MATERIAL FOR THE TASK Start Marker

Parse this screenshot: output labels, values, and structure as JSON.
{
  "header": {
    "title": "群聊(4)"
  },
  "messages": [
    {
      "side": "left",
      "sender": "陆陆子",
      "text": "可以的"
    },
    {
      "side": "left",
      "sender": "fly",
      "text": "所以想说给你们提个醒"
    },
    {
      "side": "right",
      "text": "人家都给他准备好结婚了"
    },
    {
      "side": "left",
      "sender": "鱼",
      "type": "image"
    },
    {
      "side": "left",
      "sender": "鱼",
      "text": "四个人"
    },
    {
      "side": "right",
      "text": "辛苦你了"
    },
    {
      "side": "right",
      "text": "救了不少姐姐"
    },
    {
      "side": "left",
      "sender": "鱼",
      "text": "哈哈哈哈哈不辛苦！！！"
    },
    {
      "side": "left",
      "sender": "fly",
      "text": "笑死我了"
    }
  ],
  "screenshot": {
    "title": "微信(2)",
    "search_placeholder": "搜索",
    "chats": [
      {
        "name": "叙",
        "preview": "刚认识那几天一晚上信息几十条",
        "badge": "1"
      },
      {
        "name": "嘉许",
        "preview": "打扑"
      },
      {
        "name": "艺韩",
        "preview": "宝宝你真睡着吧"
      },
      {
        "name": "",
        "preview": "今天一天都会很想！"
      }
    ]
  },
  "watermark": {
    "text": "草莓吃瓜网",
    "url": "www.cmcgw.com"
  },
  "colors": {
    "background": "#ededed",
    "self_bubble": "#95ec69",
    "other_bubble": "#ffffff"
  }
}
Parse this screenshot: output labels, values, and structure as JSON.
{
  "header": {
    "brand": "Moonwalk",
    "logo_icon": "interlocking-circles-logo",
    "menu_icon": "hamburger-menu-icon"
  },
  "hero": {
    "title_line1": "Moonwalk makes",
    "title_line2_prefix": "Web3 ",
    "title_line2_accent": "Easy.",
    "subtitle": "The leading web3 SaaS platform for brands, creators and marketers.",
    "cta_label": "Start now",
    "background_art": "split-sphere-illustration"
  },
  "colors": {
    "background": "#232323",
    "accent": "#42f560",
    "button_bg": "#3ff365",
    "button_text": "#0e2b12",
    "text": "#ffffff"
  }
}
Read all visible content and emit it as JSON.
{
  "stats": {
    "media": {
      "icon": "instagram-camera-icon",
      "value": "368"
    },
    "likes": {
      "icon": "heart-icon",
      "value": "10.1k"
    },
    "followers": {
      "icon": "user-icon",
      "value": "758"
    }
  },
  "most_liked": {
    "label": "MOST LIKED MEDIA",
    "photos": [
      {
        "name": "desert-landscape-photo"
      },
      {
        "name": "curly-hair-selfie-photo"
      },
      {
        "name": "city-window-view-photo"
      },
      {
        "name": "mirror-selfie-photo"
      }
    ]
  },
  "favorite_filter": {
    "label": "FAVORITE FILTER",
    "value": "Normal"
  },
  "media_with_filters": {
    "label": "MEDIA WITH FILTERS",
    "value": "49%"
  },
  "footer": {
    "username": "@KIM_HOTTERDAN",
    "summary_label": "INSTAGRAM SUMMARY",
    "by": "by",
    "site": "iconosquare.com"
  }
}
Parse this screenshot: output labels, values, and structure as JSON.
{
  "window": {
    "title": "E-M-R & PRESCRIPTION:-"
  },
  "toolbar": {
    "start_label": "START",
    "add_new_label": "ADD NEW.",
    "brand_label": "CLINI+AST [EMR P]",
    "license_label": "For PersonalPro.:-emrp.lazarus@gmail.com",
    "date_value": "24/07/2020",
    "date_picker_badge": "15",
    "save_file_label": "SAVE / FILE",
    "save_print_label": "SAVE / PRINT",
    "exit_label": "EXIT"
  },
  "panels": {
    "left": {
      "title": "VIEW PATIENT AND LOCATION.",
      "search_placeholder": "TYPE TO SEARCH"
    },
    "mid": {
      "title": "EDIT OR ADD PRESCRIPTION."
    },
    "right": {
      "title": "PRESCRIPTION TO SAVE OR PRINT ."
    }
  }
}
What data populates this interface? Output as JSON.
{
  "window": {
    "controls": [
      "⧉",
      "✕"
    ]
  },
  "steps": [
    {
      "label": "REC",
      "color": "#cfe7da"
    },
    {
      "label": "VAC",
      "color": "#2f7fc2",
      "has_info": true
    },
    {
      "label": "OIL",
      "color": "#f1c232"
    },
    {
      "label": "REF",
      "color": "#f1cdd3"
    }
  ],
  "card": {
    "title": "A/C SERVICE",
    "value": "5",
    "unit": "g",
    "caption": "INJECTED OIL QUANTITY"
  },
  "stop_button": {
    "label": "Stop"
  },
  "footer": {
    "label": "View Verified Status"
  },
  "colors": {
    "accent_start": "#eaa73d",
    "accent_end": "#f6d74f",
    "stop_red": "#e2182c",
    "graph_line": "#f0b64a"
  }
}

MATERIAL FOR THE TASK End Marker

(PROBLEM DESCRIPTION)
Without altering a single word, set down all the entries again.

(WRITTEN RESPONSE)
Parse this screenshot: output labels, values, and structure as JSON.
{
  "header": {
    "title": "群聊(4)"
  },
  "messages": [
    {
      "side": "left",
      "sender": "陆陆子",
      "text": "可以的"
    },
    {
      "side": "left",
      "sender": "fly",
      "text": "所以想说给你们提个醒"
    },
    {
      "side": "right",
      "text": "人家都给他准备好结婚了"
    },
    {
      "side": "left",
      "sender": "鱼",
      "type": "image"
    },
    {
      "side": "left",
      "sender": "鱼",
      "text": "四个人"
    },
    {
      "side": "right",
      "text": "辛苦你了"
    },
    {
      "side": "right",
      "text": "救了不少姐姐"
    },
    {
      "side": "left",
      "sender": "鱼",
      "text": "哈哈哈哈哈不辛苦！！！"
    },
    {
      "side": "left",
      "sender": "fly",
      "text": "笑死我了"
    }
  ],
  "screenshot": {
    "title": "微信(2)",
    "search_placeholder": "搜索",
    "chats": [
      {
        "name": "叙",
        "preview": "刚认识那几天一晚上信息几十条",
        "badge": "1"
      },
      {
        "name": "嘉许",
        "preview": "打扑"
      },
      {
        "name": "艺韩",
        "preview": "宝宝你真睡着吧"
      },
      {
        "name": "",
        "preview": "今天一天都会很想！"
      }
    ]
  },
  "watermark": {
    "text": "草莓吃瓜网",
    "url": "www.cmcgw.com"
  },
  "colors": {
    "background": "#ededed",
    "self_bubble": "#95ec69",
    "other_bubble": "#ffffff"
  }
}
Parse this screenshot: output labels, values, and structure as JSON.
{
  "header": {
    "brand": "Moonwalk",
    "logo_icon": "interlocking-circles-logo",
    "menu_icon": "hamburger-menu-icon"
  },
  "hero": {
    "title_line1": "Moonwalk makes",
    "title_line2_prefix": "Web3 ",
    "title_line2_accent": "Easy.",
    "subtitle": "The leading web3 SaaS platform for brands, creators and marketers.",
    "cta_label": "Start now",
    "background_art": "split-sphere-illustration"
  },
  "colors": {
    "background": "#232323",
    "accent": "#42f560",
    "button_bg": "#3ff365",
    "button_text": "#0e2b12",
    "text": "#ffffff"
  }
}
Read all visible content and emit it as JSON.
{
  "stats": {
    "media": {
      "icon": "instagram-camera-icon",
      "value": "368"
    },
    "likes": {
      "icon": "heart-icon",
      "value": "10.1k"
    },
    "followers": {
      "icon": "user-icon",
      "value": "758"
    }
  },
  "most_liked": {
    "label": "MOST LIKED MEDIA",
    "photos": [
      {
        "name": "desert-landscape-photo"
      },
      {
        "name": "curly-hair-selfie-photo"
      },
      {
        "name": "city-window-view-photo"
      },
      {
        "name": "mirror-selfie-photo"
      }
    ]
  },
  "favorite_filter": {
    "label": "FAVORITE FILTER",
    "value": "Normal"
  },
  "media_with_filters": {
    "label": "MEDIA WITH FILTERS",
    "value": "49%"
  },
  "footer": {
    "username": "@KIM_HOTTERDAN",
    "summary_label": "INSTAGRAM SUMMARY",
    "by": "by",
    "site": "iconosquare.com"
  }
}
Parse this screenshot: output labels, values, and structure as JSON.
{
  "window": {
    "title": "E-M-R & PRESCRIPTION:-"
  },
  "toolbar": {
    "start_label": "START",
    "add_new_label": "ADD NEW.",
    "brand_label": "CLINI+AST [EMR P]",
    "license_label": "For PersonalPro.:-emrp.lazarus@gmail.com",
    "date_value": "24/07/2020",
    "date_picker_badge": "15",
    "save_file_label": "SAVE / FILE",
    "save_print_label": "SAVE / PRINT",
    "exit_label": "EXIT"
  },
  "panels": {
    "left": {
      "title": "VIEW PATIENT AND LOCATION.",
      "search_placeholder": "TYPE TO SEARCH"
    },
    "mid": {
      "title": "EDIT OR ADD PRESCRIPTION."
    },
    "right": {
      "title": "PRESCRIPTION TO SAVE OR PRINT ."
    }
  }
}
What data populates this interface? Output as JSON.
{
  "window": {
    "controls": [
      "⧉",
      "✕"
    ]
  },
  "steps": [
    {
      "label": "REC",
      "color": "#cfe7da"
    },
    {
      "label": "VAC",
      "color": "#2f7fc2",
      "has_info": true
    },
    {
      "label": "OIL",
      "color": "#f1c232"
    },
    {
      "label": "REF",
      "color": "#f1cdd3"
    }
  ],
  "card": {
    "title": "A/C SERVICE",
    "value": "5",
    "unit": "g",
    "caption": "INJECTED OIL QUANTITY"
  },
  "stop_button": {
    "label": "Stop"
  },
  "footer": {
    "label": "View Verified Status"
  },
  "colors": {
    "accent_start": "#eaa73d",
    "accent_end": "#f6d74f",
    "stop_red": "#e2182c",
    "graph_line": "#f0b64a"
  }
}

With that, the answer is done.